What you have to do
Scan the records below. Copy every line in which the word "content" appears.

Source information
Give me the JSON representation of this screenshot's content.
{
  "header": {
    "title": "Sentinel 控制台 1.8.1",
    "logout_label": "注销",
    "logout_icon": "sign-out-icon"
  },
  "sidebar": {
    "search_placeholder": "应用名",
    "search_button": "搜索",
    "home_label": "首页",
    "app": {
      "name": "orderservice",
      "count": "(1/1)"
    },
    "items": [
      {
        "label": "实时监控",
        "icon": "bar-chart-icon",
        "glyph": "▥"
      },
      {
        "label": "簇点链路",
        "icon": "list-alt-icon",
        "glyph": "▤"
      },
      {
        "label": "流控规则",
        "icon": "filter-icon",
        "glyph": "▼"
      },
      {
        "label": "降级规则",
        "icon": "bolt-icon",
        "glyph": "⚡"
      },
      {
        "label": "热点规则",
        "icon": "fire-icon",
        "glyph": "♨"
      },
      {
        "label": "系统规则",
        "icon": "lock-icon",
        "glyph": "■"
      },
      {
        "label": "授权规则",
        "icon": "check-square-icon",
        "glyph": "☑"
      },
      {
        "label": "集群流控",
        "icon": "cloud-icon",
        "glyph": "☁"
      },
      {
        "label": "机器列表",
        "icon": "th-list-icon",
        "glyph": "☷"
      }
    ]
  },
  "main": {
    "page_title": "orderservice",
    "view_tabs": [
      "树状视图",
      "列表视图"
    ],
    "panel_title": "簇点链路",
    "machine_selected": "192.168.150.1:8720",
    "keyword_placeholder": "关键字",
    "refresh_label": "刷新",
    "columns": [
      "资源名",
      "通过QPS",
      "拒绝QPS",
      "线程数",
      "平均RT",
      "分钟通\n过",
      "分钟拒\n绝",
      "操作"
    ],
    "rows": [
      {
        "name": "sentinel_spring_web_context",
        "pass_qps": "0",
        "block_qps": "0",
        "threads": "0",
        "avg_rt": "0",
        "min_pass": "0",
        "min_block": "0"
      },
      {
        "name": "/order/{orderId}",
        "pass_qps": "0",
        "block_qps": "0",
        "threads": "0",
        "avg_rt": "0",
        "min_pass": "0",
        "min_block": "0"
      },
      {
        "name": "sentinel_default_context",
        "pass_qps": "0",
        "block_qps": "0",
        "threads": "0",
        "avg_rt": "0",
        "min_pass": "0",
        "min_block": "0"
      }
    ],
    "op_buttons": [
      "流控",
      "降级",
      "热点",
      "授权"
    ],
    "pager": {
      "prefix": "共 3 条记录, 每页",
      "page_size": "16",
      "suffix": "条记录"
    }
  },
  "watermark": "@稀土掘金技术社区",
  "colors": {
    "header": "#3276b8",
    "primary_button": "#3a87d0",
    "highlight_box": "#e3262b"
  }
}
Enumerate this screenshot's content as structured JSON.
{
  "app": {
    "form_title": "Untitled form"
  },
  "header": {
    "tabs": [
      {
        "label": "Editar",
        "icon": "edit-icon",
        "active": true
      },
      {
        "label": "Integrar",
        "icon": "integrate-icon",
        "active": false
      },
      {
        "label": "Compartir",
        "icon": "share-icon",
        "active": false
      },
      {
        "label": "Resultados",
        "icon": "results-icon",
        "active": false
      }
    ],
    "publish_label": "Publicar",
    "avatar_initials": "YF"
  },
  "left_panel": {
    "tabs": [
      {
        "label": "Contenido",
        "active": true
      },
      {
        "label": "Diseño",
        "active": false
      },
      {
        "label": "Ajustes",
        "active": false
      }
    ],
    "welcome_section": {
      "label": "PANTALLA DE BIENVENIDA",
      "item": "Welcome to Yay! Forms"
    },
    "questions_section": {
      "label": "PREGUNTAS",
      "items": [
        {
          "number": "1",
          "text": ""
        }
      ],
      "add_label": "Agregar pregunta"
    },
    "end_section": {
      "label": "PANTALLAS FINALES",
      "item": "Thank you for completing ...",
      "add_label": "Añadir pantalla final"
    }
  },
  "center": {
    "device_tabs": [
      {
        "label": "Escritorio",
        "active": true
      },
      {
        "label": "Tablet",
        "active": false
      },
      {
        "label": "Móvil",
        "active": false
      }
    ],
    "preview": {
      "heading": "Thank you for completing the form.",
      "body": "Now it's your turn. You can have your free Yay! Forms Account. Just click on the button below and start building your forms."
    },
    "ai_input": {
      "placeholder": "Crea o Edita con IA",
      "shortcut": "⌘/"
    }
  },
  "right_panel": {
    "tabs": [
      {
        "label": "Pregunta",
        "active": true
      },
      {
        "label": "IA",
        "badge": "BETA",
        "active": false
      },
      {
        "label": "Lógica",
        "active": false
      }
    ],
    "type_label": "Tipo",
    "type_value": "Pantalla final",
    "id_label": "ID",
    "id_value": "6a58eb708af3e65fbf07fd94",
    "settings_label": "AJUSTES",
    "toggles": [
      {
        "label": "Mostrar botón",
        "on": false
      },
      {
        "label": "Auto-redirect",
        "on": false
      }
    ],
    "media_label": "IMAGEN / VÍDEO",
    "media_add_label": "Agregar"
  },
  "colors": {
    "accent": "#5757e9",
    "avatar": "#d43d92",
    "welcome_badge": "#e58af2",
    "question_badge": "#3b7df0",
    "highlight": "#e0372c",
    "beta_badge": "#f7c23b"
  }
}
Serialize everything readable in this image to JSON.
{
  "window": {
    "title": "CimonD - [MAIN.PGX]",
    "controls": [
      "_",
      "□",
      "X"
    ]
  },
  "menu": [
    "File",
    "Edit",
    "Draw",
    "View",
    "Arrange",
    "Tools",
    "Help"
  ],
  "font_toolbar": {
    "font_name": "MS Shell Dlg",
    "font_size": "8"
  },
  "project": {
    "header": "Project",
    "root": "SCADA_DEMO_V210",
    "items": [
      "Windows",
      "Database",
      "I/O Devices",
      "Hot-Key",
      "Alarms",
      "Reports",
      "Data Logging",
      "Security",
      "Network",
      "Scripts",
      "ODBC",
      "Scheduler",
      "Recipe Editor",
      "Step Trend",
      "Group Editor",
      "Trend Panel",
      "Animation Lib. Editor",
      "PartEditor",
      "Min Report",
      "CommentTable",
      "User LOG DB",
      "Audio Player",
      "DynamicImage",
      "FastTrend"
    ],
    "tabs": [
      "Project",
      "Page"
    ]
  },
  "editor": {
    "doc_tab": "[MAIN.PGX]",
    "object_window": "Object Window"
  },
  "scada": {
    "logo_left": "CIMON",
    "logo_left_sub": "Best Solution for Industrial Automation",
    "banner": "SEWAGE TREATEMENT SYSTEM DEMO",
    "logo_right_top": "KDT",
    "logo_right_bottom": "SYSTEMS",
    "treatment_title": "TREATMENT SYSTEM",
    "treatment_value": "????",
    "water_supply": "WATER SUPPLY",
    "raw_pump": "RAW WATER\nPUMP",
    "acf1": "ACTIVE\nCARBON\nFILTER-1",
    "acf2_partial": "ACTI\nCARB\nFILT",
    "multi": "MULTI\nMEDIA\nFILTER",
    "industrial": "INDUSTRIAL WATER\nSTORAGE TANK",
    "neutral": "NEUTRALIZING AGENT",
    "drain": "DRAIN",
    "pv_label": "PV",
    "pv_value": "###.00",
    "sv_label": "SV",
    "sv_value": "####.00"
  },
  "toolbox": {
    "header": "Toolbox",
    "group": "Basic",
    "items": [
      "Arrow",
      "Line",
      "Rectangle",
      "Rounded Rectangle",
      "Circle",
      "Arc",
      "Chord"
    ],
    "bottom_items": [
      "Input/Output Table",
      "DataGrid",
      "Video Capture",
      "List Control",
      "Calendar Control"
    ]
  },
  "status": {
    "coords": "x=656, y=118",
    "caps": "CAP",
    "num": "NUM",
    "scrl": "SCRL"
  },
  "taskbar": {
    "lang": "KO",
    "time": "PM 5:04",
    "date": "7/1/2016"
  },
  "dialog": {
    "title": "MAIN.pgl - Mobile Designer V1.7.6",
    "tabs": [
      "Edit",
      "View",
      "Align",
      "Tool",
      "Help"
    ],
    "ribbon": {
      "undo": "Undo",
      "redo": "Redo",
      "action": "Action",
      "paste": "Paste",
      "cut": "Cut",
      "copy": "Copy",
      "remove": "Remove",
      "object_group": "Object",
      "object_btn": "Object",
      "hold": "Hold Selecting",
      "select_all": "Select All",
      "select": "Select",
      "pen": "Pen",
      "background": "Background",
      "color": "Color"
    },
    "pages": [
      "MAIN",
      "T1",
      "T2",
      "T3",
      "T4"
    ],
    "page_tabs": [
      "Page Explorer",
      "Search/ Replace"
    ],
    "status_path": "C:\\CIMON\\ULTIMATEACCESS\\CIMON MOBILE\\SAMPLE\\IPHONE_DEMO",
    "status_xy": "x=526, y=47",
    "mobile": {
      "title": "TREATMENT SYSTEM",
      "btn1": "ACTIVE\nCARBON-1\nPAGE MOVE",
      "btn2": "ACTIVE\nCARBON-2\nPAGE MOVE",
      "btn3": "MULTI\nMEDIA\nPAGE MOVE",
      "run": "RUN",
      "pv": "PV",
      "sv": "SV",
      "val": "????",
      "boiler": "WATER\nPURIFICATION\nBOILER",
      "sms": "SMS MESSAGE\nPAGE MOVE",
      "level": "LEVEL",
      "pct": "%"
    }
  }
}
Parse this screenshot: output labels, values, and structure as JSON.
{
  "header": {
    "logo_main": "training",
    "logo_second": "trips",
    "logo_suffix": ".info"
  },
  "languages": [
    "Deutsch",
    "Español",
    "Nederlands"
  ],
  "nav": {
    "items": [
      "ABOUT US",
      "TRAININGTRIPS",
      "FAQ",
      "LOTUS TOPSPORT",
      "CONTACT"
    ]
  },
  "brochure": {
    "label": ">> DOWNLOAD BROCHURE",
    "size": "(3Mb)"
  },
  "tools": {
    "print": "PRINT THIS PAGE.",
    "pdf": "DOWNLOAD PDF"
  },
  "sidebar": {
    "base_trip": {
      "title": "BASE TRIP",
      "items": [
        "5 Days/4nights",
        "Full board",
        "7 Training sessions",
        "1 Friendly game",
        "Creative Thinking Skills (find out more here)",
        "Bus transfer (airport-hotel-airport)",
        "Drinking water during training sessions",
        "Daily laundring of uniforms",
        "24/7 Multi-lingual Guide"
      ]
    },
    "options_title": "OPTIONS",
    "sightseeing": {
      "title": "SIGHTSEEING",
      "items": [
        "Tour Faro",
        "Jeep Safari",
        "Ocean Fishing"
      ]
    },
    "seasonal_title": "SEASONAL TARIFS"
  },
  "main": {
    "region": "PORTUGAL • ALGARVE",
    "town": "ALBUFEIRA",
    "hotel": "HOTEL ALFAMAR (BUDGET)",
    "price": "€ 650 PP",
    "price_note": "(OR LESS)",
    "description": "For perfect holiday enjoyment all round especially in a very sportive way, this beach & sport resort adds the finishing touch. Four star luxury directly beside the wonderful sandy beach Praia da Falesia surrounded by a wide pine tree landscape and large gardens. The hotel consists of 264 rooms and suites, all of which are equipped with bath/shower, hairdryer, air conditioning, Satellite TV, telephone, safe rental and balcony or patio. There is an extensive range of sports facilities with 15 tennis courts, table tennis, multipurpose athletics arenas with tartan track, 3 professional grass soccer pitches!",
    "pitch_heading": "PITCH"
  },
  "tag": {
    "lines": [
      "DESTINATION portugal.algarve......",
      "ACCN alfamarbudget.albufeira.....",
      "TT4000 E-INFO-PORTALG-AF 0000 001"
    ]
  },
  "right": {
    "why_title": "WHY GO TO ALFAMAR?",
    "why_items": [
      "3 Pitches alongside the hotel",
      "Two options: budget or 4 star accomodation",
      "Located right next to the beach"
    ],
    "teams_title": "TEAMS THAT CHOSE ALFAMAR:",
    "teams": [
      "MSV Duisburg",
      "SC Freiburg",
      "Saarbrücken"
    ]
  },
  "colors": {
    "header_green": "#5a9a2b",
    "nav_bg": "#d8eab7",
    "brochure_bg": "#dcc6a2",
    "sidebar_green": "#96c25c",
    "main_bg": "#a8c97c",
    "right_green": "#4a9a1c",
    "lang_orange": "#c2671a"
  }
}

Response to the task
Give me the JSON representation of this screenshot's content.
Enumerate this screenshot's content as structured JSON.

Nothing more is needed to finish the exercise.